Onychorhynchus mexicanus 1902.jpg
A male displaying the crest.
Conservation status
Scientific classification
Kingdom: Animalia
Phylum: Chordata
Class: Aves
Order: Passeriformes
Family: Tyrannidae
Genus: Onychorhynchus
Species: O. coronatus
Trinomial name
Onychorhynchus coronatus mexicanus
(Sclater, 1857)
Synonyms

Onychorhynchus mexicanus

The northern royal flycatcher (Onychorhynchus coronatus mexicanus) is a bird in the Tyrannidae family. It is often considered a subspecies of O. coronatus.

It is found in Mexico, south through most of Central America, to north-western Colombia and far western Venezuela. Its natural habitat is subtropical or tropical moist lowland forests.

Description[edit]
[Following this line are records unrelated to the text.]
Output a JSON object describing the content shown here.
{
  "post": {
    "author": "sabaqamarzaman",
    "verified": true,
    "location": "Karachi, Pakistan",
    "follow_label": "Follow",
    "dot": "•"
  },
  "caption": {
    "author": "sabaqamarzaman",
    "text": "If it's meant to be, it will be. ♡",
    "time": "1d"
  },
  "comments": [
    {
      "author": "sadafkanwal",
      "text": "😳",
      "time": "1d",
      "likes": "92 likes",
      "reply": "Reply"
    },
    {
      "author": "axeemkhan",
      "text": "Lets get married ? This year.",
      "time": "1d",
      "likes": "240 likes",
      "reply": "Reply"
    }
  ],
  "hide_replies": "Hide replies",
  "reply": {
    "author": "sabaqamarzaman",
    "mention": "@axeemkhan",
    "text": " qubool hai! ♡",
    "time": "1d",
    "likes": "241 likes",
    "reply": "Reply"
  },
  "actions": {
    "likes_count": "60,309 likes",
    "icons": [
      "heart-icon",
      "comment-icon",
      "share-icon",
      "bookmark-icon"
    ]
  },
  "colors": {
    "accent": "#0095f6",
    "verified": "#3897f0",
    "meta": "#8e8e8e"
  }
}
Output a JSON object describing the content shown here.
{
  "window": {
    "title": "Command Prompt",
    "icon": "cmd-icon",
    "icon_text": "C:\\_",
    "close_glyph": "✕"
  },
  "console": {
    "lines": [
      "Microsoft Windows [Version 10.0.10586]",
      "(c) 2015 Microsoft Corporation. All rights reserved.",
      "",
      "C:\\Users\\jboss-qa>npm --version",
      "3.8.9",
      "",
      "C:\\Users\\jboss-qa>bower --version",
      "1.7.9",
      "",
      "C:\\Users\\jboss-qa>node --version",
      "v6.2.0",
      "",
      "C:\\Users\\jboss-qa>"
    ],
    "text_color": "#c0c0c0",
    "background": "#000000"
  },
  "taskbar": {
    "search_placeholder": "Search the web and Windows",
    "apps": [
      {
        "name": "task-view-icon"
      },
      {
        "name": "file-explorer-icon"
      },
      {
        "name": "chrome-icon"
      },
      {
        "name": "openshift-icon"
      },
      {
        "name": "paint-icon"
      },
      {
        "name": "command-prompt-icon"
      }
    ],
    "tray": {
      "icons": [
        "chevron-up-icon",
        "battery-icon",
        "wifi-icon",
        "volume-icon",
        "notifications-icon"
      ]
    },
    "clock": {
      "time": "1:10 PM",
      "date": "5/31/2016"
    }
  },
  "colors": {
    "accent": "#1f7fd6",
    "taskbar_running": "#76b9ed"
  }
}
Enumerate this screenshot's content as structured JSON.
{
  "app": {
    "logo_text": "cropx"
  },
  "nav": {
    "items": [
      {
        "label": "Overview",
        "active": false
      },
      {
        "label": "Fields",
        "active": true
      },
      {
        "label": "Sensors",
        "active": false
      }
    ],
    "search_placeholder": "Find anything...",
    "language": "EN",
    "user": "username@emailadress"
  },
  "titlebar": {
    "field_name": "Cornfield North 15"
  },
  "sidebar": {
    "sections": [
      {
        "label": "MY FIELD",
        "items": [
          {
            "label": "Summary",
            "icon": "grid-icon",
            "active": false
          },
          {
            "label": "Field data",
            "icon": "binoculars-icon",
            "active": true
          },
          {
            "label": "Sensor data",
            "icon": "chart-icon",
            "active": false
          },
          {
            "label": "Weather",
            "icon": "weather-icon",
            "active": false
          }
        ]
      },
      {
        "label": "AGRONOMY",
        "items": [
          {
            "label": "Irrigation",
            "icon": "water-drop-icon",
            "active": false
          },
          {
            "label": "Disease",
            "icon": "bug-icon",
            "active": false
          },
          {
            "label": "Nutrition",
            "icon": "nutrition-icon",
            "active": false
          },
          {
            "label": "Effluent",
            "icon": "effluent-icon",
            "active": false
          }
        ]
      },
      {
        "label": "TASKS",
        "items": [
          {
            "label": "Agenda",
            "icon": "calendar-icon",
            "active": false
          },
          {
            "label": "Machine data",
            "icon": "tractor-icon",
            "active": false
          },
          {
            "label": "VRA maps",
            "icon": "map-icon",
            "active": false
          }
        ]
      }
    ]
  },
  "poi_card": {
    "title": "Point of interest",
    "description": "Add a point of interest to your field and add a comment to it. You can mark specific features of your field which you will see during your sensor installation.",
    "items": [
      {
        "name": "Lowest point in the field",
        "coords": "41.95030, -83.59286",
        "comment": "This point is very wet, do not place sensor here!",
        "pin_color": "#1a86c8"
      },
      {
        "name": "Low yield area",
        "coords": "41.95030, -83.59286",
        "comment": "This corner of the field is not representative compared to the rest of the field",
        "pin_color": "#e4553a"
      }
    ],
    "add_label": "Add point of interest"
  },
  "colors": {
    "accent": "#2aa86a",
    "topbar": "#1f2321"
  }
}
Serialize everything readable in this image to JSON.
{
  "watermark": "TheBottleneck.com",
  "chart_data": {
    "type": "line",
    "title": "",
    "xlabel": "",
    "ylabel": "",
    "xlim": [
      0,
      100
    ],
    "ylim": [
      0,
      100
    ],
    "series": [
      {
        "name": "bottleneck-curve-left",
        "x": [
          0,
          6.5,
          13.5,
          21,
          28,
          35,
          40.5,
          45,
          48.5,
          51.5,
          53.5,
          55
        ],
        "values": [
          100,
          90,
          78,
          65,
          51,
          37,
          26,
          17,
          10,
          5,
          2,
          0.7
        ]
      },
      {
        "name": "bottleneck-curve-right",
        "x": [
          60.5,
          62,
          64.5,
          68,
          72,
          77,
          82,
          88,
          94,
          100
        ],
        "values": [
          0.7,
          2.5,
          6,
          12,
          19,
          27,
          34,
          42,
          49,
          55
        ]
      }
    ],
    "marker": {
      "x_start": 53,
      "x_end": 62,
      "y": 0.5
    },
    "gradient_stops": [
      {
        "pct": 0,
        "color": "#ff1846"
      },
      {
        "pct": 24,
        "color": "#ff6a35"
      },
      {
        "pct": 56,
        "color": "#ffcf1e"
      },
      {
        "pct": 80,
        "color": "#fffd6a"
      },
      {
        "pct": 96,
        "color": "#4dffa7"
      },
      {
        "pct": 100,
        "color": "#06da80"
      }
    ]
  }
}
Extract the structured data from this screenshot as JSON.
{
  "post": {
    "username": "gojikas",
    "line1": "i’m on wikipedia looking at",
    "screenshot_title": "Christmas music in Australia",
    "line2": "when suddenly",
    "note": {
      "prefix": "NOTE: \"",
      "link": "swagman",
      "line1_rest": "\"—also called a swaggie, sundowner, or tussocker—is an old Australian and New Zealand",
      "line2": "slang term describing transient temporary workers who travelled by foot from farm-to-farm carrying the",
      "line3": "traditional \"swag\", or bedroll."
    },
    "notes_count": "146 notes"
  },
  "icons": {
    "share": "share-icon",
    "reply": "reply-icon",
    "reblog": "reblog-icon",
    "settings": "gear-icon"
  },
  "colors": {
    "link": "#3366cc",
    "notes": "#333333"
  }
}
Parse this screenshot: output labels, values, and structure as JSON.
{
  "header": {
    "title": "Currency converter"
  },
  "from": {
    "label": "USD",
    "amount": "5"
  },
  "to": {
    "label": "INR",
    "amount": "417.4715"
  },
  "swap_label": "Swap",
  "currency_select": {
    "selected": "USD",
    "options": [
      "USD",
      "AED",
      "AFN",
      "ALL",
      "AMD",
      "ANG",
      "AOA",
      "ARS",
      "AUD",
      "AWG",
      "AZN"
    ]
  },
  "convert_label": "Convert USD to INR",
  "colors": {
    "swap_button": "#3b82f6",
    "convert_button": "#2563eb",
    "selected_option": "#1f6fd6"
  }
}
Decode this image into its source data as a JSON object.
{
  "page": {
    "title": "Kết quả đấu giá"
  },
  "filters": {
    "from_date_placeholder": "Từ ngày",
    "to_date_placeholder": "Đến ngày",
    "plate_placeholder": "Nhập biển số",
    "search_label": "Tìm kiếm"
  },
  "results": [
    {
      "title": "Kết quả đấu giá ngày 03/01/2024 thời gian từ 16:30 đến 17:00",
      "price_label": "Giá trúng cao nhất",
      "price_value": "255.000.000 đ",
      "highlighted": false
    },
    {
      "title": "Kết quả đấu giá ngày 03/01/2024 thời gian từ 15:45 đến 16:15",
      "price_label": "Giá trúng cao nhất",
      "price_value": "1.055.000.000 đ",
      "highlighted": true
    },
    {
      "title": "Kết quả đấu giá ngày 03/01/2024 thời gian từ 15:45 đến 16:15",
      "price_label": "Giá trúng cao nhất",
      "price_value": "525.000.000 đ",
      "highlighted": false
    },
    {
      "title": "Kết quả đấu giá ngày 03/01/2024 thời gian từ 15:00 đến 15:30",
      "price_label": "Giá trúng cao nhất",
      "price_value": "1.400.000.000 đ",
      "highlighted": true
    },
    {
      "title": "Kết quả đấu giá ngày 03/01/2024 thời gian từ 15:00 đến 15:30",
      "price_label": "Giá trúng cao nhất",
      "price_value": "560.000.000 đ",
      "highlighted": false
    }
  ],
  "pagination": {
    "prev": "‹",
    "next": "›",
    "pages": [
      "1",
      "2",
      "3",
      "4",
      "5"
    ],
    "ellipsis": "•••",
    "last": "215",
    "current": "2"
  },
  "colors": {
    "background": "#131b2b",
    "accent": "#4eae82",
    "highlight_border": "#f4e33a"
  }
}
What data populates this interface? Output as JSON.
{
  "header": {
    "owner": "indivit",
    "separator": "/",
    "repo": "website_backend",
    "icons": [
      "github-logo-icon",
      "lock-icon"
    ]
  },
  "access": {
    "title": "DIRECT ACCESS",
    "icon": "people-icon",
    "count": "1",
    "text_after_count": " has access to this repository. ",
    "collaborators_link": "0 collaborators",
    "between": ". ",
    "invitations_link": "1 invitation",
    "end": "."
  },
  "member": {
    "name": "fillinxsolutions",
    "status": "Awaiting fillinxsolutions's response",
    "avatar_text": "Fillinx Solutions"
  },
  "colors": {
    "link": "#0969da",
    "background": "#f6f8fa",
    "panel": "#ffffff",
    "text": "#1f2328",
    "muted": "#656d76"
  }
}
The northern royal flycatcher is 16.5–18 cm (6½-7") long, brown above small buffy spots on its wing-coverts; the rump and tail are tawny-ochraceous in colour. The bill is long and broad.

The northern royal flycatcher has an erectile fan-shaped crest, coloured red in the male and yellow-orange in the female. The display with the crest fully raised is seen extremely rarely, except during banding sessions.

The northern royal flycatcher is usually inconspicuous and quiet, but sometimes gives a repeated sharp clear pree-o or key-up, sounding rather like a Manacus manakin or a jacamar.

References[edit]

  1. ^ BirdLife International (2004). Onychorhynchus coronatus. 2006. IUCN Red List of Threatened Species. IUCN 2006. www.iucnredlist.org. Retrieved on 12 May 2006.